JM: You have to get out into the communities, hear conversations, and meet people in their native environment — not just when you want to stick a microphone in their face or need a good quote for a story. You really have to understand how the communities work. At WFAE, I was intentional about bringing in people outside of our normal bubble — folks that maybe didn’t show up as often in our reporting, but who were really doing great work in the community.
We started inviting people in for on-background conversations just so they could share with us how they saw Charlotte and how they viewed the needs of the Charlotte community. We had people come in to talk about broadband in the Latino community, a public defender who talked about the challenges around bail and recidivism, and the head of a non-profit who provided job training and help with financial needs.
It’s different when you get to sit down and spend a considerable amount of time listening to somebody put their top issues on the table, as opposed to just going in when you have a story that you’re trying to get the answers to, or try to shape a narrative around. There’s a different kind of listening that can take place. It’s been extremely valuable to invite people in and hear what they want to say to us.
WF: How do you build that aspect of listening, without the immediate expectation of getting a quote or answer, into your work?
JM: We really lean in to listening.

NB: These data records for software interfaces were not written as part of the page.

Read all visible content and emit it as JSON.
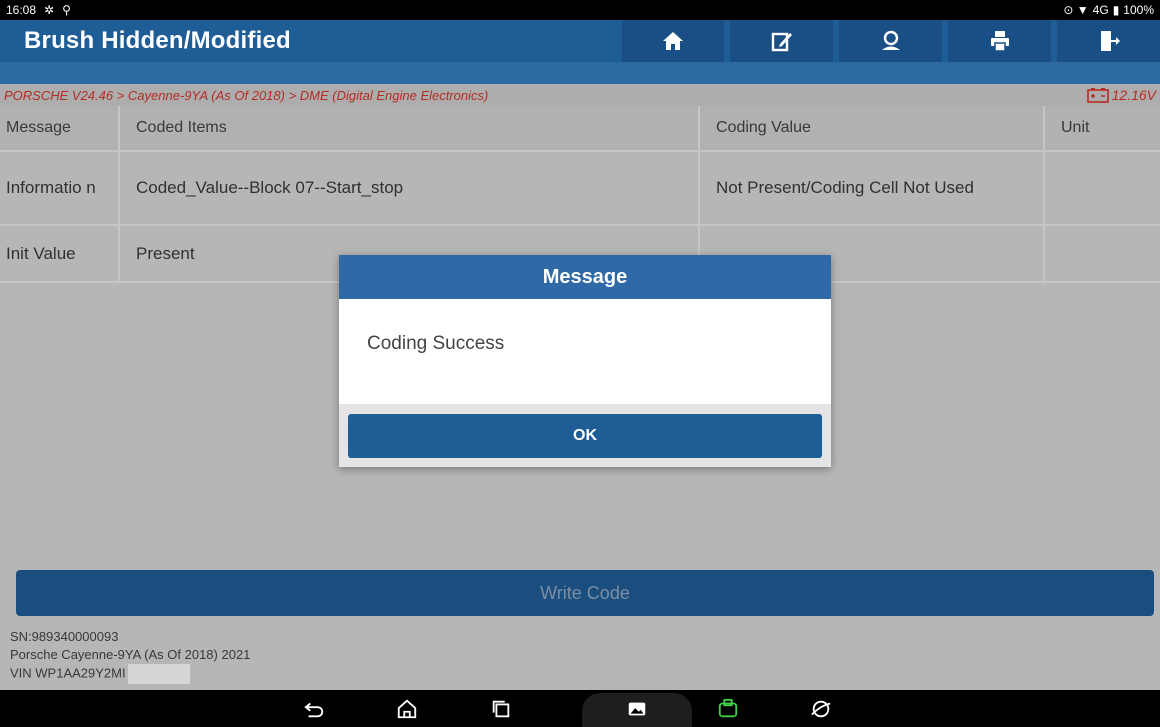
{
  "status_bar": {
    "time": "16:08",
    "network": "4G",
    "battery": "100%"
  },
  "titlebar": {
    "title": "Brush Hidden/Modified",
    "buttons": [
      "home-icon",
      "edit-icon",
      "user-icon",
      "print-icon",
      "exit-icon"
    ]
  },
  "breadcrumb": {
    "path": "PORSCHE V24.46 > Cayenne-9YA (As Of 2018) > DME (Digital Engine Electronics)",
    "voltage": "12.16V"
  },
  "table": {
    "headers": [
      "Message",
      "Coded Items",
      "Coding Value",
      "Unit"
    ],
    "rows": [
      [
        "Informatio n",
        "Coded_Value--Block 07--Start_stop",
        "Not Present/Coding Cell Not Used",
        ""
      ],
      [
        "Init Value",
        "Present",
        "",
        ""
      ]
    ]
  },
  "write_button": "Write Code",
  "footer": {
    "sn": "SN:989340000093",
    "vehicle": "Porsche Cayenne-9YA (As Of 2018) 2021",
    "vin": "VIN WP1AA29Y2MI"
  },
  "dialog": {
    "title": "Message",
    "body": "Coding Success",
    "ok_label": "OK"
  },
  "colors": {
    "brand": "#1f5d97",
    "breadcrumb_text": "#d8352b"
  }
}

When we started our library engagement, the first thing we did was put together a survey to understand exactly what the community wanted to know, and how we could better serve them through this partnership. We had 800 listeners respond and tell us exactly what they wanted to see from us. We also reached out to La Noticia to ask them to share a survey in Spanish so we could reach more people and get different views.

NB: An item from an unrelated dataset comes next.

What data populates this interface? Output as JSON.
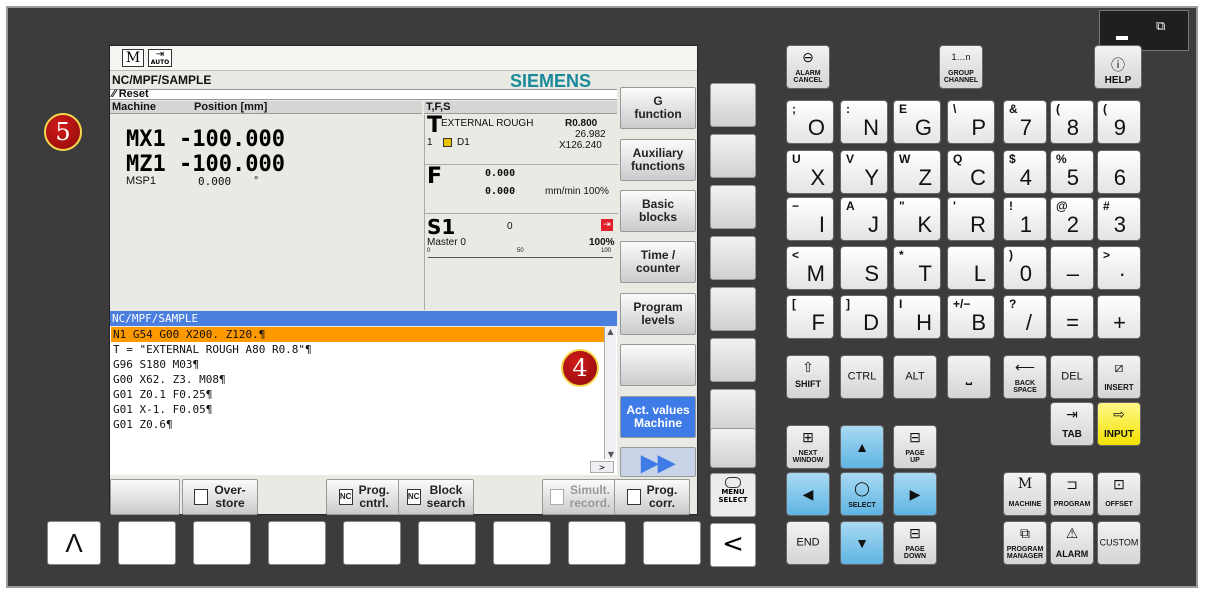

We also have multiple tools for listening and feedback at WFAE — Hearken, Google Forms, Google Voice — that we use to ask about our audience about the different topics or voices or questions they want to hear. And we’re currently building a tool called Story Mosaic that allows local communities to partner with journalists to share story ideas and collaborate on the story process.

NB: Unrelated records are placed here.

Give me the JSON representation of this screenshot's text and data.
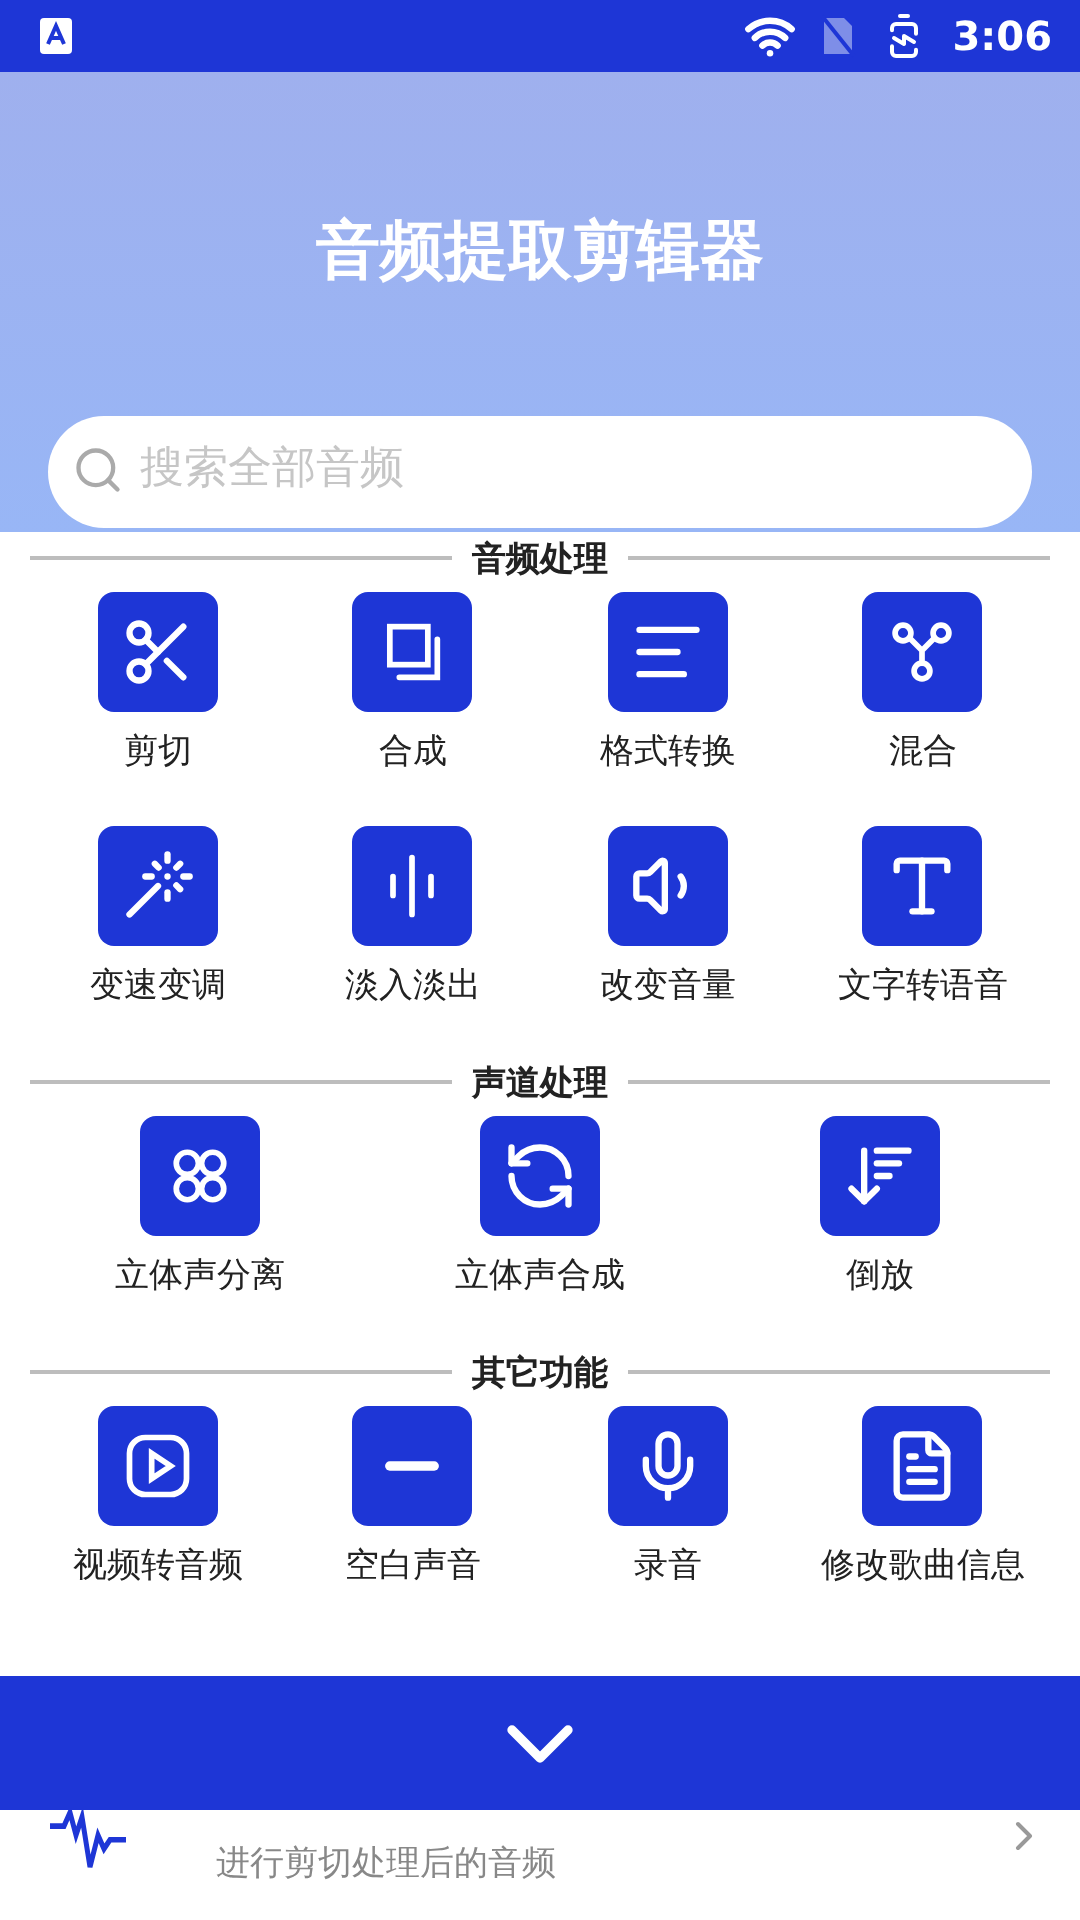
{
  "status_bar": {
    "time": "3:06"
  },
  "header": {
    "title": "音频提取剪辑器"
  },
  "search": {
    "placeholder": "搜索全部音频"
  },
  "sections": [
    {
      "title": "音频处理",
      "items": [
        {
          "label": "剪切"
        },
        {
          "label": "合成"
        },
        {
          "label": "格式转换"
        },
        {
          "label": "混合"
        },
        {
          "label": "变速变调"
        },
        {
          "label": "淡入淡出"
        },
        {
          "label": "改变音量"
        },
        {
          "label": "文字转语音"
        }
      ]
    },
    {
      "title": "声道处理",
      "items": [
        {
          "label": "立体声分离"
        },
        {
          "label": "立体声合成"
        },
        {
          "label": "倒放"
        }
      ]
    },
    {
      "title": "其它功能",
      "items": [
        {
          "label": "视频转音频"
        },
        {
          "label": "空白声音"
        },
        {
          "label": "录音"
        },
        {
          "label": "修改歌曲信息"
        }
      ]
    }
  ],
  "list": [
    {
      "subtitle": "进行剪切处理后的音频"
    }
  ]
}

WF: Overall, what do you think makes for successful collaborative journalism, whether you’re partnering with another publication or a local community group?
JM: If you’re going to collaborate, it has to be treated like a partnership of equals. There has to be an equal value exchange. If I feel like I’m doing you a favor, that’s never gonna work. If I realize that I get as much value out of this as you do, then that makes a better collaboration.
You also have to set expectations up front. And you have to be able to talk through a lot of things along the way because what you think you’re going to do will often change. Don’t be afraid to just acknowledge if something isn’t working. Don’t suffer in silence. Build in those check-in points to have those conversations. It’s important to talk about the need to change or pivot and be transparent about what’s working and not working — open and honest communication are key.
Will Fischer is a journalist covering the intersection of technology and media. He’s worked for Business Insider and New York magazine, and conducted local news research for City Bureau. Follow Will on Twitter @willfisch15 or email him at firstname.lastname@example.org.
About the Center for Cooperative Media: The Center is a grant-funded program of the School of Communication and Media at Montclair State University. Its mission is to grow and strengthen local journalism, and in doing so serve New Jersey residents. The Center is supported with funding from Montclair State University, the Geraldine R. Dodge Foundation, Democracy Fund, the New Jersey Local News Lab (a partnership of the Geraldine R. Dodge Foundation, Democracy Fund, and Community Foundation of New Jersey), and the Abrams Foundation. For more information, visit CenterforCooperativeMedia.org.